The concrete repairs currently taking place on the 18th century Tadcaster Bridge are progressing well, according to North Yorkshire County Council, although the route the bridge is on is expected to still be closed until the beginning of 2017.
The historic bridge was severely damaged during the floods at Christmas, with a temporary footbridge now in place to allow people to cross the river and keep both sides of the town connected, the Yorkshire Post reports.
In March, over 50 tonnes of underwater concrete was poured into the fourth pier of the bridge after a scour hole was discovered in the river bed. This means that more reconstruction work can now be carried out.
Don Mackenzie, executive member for highways with the council, said investigations have been ongoing to work out just why the damage happened so they can ensure it doesn’t happen again.

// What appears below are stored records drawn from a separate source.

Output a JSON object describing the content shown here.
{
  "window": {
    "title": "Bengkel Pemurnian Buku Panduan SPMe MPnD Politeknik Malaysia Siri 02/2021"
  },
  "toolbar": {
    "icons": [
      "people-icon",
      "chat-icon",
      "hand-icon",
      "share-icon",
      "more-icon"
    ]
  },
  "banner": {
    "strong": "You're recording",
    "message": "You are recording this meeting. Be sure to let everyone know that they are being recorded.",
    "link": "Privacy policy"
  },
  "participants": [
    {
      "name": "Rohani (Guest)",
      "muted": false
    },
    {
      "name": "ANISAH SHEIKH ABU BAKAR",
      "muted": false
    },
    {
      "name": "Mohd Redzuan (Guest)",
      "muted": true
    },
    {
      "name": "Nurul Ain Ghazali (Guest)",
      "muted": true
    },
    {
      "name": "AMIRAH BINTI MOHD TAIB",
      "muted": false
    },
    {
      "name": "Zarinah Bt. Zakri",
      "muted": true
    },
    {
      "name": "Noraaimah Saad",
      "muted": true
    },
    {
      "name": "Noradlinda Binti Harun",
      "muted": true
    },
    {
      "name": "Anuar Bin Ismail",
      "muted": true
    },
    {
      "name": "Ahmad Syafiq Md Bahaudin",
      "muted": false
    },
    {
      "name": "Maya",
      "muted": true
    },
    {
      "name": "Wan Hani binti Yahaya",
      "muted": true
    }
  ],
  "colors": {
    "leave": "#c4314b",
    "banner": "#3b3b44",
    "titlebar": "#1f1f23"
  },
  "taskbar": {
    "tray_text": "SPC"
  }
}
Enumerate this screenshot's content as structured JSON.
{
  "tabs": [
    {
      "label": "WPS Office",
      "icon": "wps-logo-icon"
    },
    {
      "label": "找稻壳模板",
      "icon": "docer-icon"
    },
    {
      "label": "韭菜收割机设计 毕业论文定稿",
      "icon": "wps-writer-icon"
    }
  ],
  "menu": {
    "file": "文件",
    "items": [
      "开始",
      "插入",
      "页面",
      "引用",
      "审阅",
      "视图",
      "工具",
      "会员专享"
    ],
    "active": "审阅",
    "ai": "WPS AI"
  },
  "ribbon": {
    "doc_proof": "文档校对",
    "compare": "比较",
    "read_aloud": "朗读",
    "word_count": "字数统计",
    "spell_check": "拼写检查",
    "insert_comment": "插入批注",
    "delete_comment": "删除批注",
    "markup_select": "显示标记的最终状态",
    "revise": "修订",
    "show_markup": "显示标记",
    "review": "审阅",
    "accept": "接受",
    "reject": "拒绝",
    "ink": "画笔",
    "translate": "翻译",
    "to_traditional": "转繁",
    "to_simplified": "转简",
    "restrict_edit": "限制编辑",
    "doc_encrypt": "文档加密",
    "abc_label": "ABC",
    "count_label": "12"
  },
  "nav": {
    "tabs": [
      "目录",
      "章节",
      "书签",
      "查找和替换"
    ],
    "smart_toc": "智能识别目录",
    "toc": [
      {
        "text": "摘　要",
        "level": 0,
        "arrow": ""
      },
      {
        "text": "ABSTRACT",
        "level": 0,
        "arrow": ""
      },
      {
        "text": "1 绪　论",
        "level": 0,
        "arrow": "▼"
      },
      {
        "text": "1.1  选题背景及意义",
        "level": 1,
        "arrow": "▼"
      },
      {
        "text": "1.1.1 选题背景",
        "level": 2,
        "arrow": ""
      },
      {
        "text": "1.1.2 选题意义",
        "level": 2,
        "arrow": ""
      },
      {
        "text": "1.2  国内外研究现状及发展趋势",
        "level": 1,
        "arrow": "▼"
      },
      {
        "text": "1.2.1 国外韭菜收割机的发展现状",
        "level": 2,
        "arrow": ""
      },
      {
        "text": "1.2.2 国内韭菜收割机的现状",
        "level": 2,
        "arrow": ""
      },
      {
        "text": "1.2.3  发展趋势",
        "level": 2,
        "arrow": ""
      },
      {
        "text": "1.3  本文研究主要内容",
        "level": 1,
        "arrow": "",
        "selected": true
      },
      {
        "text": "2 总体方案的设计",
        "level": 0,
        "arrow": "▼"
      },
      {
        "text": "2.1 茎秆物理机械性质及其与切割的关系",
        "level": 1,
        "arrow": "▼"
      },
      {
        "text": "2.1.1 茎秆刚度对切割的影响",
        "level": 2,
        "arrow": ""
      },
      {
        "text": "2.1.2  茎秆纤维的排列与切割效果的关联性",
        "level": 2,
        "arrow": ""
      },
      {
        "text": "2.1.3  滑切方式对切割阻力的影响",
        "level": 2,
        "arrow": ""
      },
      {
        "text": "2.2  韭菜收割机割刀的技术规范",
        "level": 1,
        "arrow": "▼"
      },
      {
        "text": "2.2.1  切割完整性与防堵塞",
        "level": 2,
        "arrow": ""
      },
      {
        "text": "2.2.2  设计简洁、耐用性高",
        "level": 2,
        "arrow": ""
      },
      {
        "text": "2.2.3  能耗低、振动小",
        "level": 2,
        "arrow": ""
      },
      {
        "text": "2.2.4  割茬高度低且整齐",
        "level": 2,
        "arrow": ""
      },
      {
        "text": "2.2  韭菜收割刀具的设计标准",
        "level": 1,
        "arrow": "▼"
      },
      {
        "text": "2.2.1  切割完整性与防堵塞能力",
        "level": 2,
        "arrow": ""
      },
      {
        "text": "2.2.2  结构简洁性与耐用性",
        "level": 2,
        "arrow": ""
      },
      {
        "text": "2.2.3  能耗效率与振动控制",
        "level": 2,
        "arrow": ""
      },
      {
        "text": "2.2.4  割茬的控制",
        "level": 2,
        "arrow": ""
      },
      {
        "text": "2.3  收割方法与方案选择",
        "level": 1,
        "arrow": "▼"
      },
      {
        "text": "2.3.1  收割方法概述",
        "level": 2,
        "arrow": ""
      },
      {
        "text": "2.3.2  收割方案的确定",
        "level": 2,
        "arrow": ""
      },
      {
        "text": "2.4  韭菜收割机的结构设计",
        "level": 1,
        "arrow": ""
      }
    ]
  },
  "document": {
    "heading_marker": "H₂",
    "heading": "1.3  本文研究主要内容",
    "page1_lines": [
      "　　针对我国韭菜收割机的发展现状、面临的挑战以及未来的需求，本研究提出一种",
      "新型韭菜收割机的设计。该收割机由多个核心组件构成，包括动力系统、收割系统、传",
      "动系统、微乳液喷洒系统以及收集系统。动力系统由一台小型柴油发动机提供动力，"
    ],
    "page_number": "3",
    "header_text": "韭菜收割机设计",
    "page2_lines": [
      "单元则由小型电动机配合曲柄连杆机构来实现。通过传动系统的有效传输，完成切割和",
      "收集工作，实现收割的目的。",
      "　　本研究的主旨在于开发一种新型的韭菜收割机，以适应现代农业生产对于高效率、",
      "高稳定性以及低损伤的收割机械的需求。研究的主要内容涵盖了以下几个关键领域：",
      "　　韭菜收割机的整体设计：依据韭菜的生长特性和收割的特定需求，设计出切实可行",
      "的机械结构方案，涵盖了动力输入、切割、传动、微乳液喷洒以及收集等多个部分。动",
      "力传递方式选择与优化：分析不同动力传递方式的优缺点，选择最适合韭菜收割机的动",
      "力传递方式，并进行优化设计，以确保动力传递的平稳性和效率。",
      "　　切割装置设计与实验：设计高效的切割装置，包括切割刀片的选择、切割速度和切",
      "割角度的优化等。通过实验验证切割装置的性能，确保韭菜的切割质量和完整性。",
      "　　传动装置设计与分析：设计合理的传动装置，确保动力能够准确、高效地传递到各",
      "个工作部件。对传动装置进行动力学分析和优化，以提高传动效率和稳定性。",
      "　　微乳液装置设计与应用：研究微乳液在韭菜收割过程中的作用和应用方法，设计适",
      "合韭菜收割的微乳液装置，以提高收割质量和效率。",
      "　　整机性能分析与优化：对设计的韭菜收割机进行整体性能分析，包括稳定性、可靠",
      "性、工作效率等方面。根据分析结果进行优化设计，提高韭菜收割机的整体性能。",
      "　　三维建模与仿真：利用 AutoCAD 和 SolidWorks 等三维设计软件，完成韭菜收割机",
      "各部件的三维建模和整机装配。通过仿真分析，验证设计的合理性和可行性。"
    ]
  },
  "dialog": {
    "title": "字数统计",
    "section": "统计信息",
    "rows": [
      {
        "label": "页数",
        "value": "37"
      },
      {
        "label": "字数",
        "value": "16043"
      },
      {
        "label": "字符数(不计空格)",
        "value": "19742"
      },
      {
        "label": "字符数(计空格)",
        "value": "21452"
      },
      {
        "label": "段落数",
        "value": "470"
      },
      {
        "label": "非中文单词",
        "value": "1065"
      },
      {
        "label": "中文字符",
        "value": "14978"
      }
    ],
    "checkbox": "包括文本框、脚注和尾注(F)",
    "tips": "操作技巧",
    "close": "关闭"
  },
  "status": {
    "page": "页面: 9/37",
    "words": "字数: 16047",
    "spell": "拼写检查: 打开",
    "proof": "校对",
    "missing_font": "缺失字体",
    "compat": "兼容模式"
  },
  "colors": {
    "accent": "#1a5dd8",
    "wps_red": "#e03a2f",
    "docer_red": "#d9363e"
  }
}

“Although residents may have seen little activity in the past couple of months, work is progressing well on putting in place all the measures necessary before the physical repairs can begin,” he added.
Similarly, the Dee Bridge at Banchory in Aberdeenshire has also been undergoing bridge repairs in order to fill in scour damage on the piers that support the bridge’s arches.
Bridge scour is the removal of sediment like rocks and sand from piers or bridge abutments, caused by fast-moving water that creates scour holes. This can compromise the integrity of the bridge or pier in question and is one of the leading causes of bridge failure. It can be prevented by additions such as gabions or stone pitching, as well as guide banks and spurs to align the upstream flow.